Sacrifice of the MassWhen the heavenly liturgy manifests on earth, the priest takes the place of Christ. A sacrifice of the mass or Divine Liturgy is like a sacramental, liturgical window into the heavenly liturgy: we are able to perceive hidden, heavenly realities with our senses. The liturgical language used during the sacrifice of the mass represents the divine, ineffable, incomprehensible liturgical language employed by Christ up in heaven (Which is one reason why it is appropriate to use Latin, or some other language which not many people understand during the liturgy – this more faithfully reflects the ineffable essence of the heavenly liturgy). The incense, bells, chant, movements, bread and wine engage all the senses and draw us into the hidden realities of the heavenly liturgy where Christ presides as our one high priest.

The Once For All Sacrifice

The earthly liturgy manifests the heavenly liturgy in such a perfect way, that the earthly liturgy can truly be said to be a sacrifice. It is important to keep in mind that the sacrifice itself happens only once: it was performed around 2000 years ago by Christ on the cross. However a Catholic sacrifice of the mass manifests this single sacrifice such that we are able to be liturgically drawn into it and unite ourselves to it more closely. Similarly, the earthly liturgy manifests the offering of the sacrifice which is eternally happening up in heaven, with Christ as both victim and high priest. This offering happens only once, as per the book of Hebrews, however it is manifested many times throughout history.

So how should we deal with the Protestant objection that the sacrifice of the mass is “re-sacrificing Christ”? This is a misunderstanding. Christ is sacrificed only once, and he is offered up only once; however this sacrifice and offering is manifested here on earth many times. The sacrifice occurred on the cross, and the offering up of that sacrifice occurs up in heaven during the heavenly liturgy, with Christ as the priest. However during the sacrifice of the mass, this heavenly liturgy is made manifest in a sacramental, liturgical, tangible way, so that we who are still alive here on earth are able to be drawn into the action. During the sacrifice of the mass, we truly witness both the sacrifice, and the offering of the sacrifice, however in reality it is an eternal event and it is inaccurate to say that it is happening “again”.

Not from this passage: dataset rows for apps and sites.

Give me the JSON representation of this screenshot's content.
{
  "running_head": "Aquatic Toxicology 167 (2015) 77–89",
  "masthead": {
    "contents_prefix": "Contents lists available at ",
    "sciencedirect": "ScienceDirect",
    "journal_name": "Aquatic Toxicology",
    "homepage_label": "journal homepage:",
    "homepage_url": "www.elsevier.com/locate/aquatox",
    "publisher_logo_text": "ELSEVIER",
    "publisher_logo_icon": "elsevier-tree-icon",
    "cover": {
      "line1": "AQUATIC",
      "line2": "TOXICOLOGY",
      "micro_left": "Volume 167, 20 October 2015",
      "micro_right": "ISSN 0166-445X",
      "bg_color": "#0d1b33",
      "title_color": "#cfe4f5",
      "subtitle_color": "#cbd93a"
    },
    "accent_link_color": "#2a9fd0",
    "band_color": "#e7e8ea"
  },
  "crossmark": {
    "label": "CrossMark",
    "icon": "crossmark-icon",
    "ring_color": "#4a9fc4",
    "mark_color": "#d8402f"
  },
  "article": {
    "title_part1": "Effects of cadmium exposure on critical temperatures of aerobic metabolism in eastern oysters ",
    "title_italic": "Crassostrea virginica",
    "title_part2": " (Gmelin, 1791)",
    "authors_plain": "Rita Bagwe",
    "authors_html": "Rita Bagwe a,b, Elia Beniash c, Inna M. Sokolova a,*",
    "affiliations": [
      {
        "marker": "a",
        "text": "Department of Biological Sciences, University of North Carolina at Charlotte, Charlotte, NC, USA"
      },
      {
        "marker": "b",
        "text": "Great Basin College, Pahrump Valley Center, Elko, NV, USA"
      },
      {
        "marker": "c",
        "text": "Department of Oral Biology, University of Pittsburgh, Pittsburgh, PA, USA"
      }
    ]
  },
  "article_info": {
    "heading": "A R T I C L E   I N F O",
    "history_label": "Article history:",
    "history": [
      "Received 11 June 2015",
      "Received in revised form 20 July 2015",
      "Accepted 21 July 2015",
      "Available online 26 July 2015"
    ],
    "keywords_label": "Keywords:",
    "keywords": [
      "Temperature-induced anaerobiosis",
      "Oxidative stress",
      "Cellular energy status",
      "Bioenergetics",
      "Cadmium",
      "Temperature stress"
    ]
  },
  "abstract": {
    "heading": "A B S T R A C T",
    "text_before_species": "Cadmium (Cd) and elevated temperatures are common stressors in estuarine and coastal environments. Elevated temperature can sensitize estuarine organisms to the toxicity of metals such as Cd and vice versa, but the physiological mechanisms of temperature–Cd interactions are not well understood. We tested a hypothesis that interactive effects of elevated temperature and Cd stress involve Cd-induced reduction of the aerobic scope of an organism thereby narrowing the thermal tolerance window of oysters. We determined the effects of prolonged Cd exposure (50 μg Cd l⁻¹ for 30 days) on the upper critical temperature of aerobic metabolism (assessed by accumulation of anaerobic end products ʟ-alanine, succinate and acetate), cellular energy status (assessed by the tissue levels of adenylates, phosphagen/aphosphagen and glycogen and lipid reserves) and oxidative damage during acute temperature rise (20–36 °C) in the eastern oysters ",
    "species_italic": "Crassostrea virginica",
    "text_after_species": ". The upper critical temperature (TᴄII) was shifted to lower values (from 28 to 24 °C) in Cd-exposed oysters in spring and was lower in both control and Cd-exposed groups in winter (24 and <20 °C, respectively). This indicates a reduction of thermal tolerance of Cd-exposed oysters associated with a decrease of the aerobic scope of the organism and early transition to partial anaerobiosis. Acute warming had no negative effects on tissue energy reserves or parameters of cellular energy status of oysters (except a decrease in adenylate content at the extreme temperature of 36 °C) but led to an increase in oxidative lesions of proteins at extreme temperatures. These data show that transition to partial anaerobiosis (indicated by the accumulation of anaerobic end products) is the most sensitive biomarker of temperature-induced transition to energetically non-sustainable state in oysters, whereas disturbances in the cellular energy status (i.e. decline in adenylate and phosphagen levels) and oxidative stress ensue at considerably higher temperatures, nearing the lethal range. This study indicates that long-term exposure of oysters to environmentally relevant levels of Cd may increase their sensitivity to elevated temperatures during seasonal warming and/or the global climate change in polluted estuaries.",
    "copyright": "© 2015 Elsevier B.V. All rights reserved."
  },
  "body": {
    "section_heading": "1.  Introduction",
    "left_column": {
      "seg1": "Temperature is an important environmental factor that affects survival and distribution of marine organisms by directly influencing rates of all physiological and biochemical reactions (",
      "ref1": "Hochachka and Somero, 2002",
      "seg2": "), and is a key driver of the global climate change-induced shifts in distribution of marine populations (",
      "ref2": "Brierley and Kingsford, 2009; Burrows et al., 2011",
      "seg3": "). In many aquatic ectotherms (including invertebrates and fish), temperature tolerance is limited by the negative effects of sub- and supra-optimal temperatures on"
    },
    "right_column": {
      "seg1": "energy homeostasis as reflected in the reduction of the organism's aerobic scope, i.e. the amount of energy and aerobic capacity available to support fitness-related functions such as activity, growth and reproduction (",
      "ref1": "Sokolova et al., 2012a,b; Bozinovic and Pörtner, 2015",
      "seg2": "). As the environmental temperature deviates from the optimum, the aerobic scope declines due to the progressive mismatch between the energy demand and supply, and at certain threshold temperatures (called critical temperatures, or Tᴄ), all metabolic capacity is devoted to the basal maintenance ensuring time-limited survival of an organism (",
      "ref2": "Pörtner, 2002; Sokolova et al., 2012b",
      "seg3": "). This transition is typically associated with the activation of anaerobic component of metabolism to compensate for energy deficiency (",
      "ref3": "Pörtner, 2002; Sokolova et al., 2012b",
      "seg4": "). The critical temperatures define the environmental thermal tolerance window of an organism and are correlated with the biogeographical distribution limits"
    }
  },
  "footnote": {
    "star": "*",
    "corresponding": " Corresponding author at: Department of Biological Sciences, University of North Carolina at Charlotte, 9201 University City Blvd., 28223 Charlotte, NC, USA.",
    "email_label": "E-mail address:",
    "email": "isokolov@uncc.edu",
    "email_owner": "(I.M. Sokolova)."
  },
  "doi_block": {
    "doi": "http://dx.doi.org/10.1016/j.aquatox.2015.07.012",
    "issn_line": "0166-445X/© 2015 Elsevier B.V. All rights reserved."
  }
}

1458917927[1].jpgAn imperfect analogy is prudent: If you record a soccer game, and then replay it later, the game is manifested for you in a much more real and tangible way than if you had depended merely on your memory to recall the events of the game. When you record a soccer game, you can “replay” the game and witness the exact events all over again with perfect accuracy. However you would have to be out of your mind to say that the game is literally “happening again” when you press play on your recording. Similarly with the sacrifice of the mass: the sacrifice of the mass is like the ultimate “recording” of the heavenly liturgy: it manifests the original event so perfectly that it is as if we are actually present. However it is inaccurate to say that the sacrifice is “happening again”. It is instead a “memorial”, but it is a memorial which is so completely perfect that it is as if we are literally present at the original event. In the sacrifice of the mass we are liturgically remembering Christ’s sacrifice, and the offering of that sacrifice, however this memorial is so perfect that we may as well be witnessing the sacrifice itself.

Summary

Sacrifice of the MassChrist is not sacrificed many times – he was sacrificed only once. And this sacrifice is not offered many times – it is offered only once. This offering of the sacrifice occurs eternally up in heaven in the form of the heavenly liturgy, with Christ as the high priest and the entire church as the congregation. However our earthly liturgies manifest this heavenly liturgy. Our earthly liturgies serve as a perfect memorial of the single act of sacrifice and offering, and they so perfectly manifest the sacrifice and the offering that it is as if we are truly present and witnessing the event first hand.

So the sacrifice of Christ happened once and the offering happens once in the heavenly liturgy, and the manifestation of this heavenly liturgy occurs many times in the form of our many and varied divine liturgies.